The vibrant geometric works accentuate the space, picking up black-and-white angles that correspond with the railings and wall moldings. Rojas created 24 entirely new paintings for this exhibition, all cohesive to one another. She envisions and produces her paintings simultaneously, hanging the canvases vertically while she moves from piece to piece adding new elements. This allows for fluidity in her seemingly rigid, hard-edged works, as certain pieces continue with shapes and forms used in other paintings. Rojas is said to have been playful with this series, sometimes turning paintings upside down during the installation because “it felt right.”
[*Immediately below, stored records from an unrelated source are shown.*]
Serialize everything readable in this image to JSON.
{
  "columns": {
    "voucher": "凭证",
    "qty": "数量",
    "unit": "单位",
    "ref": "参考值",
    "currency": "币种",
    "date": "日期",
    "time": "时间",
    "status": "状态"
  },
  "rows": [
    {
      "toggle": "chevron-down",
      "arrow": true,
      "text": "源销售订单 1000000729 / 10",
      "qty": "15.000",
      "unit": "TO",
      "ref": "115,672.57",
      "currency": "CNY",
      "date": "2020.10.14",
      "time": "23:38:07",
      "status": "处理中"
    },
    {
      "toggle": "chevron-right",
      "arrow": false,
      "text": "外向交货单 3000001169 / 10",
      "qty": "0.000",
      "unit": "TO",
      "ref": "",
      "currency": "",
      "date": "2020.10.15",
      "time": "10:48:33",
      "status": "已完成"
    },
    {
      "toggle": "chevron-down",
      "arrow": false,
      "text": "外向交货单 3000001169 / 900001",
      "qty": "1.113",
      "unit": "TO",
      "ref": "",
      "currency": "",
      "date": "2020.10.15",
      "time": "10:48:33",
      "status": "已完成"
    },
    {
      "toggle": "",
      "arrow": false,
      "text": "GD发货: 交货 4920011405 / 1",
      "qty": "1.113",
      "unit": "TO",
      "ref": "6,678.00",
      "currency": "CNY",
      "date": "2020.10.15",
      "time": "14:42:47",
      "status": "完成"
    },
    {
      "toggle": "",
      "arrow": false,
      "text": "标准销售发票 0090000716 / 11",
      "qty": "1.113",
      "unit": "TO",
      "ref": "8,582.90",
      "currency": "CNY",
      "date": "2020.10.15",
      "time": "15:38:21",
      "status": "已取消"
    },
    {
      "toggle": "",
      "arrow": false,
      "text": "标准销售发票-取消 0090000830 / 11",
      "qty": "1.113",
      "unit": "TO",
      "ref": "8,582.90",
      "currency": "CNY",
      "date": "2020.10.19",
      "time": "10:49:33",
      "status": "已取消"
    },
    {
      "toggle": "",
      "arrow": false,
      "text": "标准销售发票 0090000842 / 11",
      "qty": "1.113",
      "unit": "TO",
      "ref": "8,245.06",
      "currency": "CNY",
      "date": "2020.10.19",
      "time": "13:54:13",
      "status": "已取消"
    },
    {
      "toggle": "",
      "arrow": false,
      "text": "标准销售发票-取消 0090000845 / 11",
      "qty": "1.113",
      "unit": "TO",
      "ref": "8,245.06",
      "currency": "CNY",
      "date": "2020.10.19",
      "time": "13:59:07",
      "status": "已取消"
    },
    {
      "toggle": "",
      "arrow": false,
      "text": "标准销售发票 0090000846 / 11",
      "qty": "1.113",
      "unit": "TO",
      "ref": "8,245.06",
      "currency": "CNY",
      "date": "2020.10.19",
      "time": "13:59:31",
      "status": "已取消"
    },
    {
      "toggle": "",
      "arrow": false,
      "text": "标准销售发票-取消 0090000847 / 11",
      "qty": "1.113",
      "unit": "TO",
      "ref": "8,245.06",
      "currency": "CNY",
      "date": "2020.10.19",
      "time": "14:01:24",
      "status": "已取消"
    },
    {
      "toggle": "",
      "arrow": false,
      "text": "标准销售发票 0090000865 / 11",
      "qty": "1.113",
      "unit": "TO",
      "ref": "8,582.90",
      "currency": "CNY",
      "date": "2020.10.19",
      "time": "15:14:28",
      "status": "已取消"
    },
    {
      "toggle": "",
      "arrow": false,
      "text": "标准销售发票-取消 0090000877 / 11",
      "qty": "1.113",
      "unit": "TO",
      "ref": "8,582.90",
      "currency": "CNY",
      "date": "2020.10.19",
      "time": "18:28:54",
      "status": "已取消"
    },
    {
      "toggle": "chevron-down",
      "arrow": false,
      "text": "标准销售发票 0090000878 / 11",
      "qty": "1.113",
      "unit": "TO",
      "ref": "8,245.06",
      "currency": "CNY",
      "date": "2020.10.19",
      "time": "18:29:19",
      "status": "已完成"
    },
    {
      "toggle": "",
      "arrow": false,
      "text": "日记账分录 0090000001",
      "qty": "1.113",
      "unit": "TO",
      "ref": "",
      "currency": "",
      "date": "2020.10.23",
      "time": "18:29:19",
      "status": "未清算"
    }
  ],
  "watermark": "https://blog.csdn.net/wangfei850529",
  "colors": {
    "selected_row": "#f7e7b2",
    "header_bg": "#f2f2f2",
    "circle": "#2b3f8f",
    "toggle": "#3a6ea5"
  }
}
New House is Rojas’ favorite piece in the series; a straightforward, yet elegantly composed oil painting that inexplicably stands out from the others in its effective simplicity.
Another piece, Alligator conveys the difficulty she felt in creating it, an unwieldy emotion she describes as being “like an alligator.” The tumultuous painting, marked by its use of primary colors and sharp edges, is infused with anxiety and dread.
Previously Rojas created folk paintings that were influenced by her activism in women’s rights. Then her work was figurative, reflective of social struggles, which Rojas eventually felt “weighed down” by. Rojas chose to move toward abstracted works that felt more freeing.
The final room on the top floor is unusual in its simplicity. Here several of Rojas’s drawings and three poems are displayed. The space is a sort of “Zen room” for the artist, who placed a plant and small candles alongside her work. In addition to being a painter and a musician, Rojas is also a poet and writer.
Rojas is based in San Francisco and exhibits at the Paule Anglim gallery in San Francisco.
“Clare Rojas” will be on view at the Vladimir Restoin Roitfield through December 15.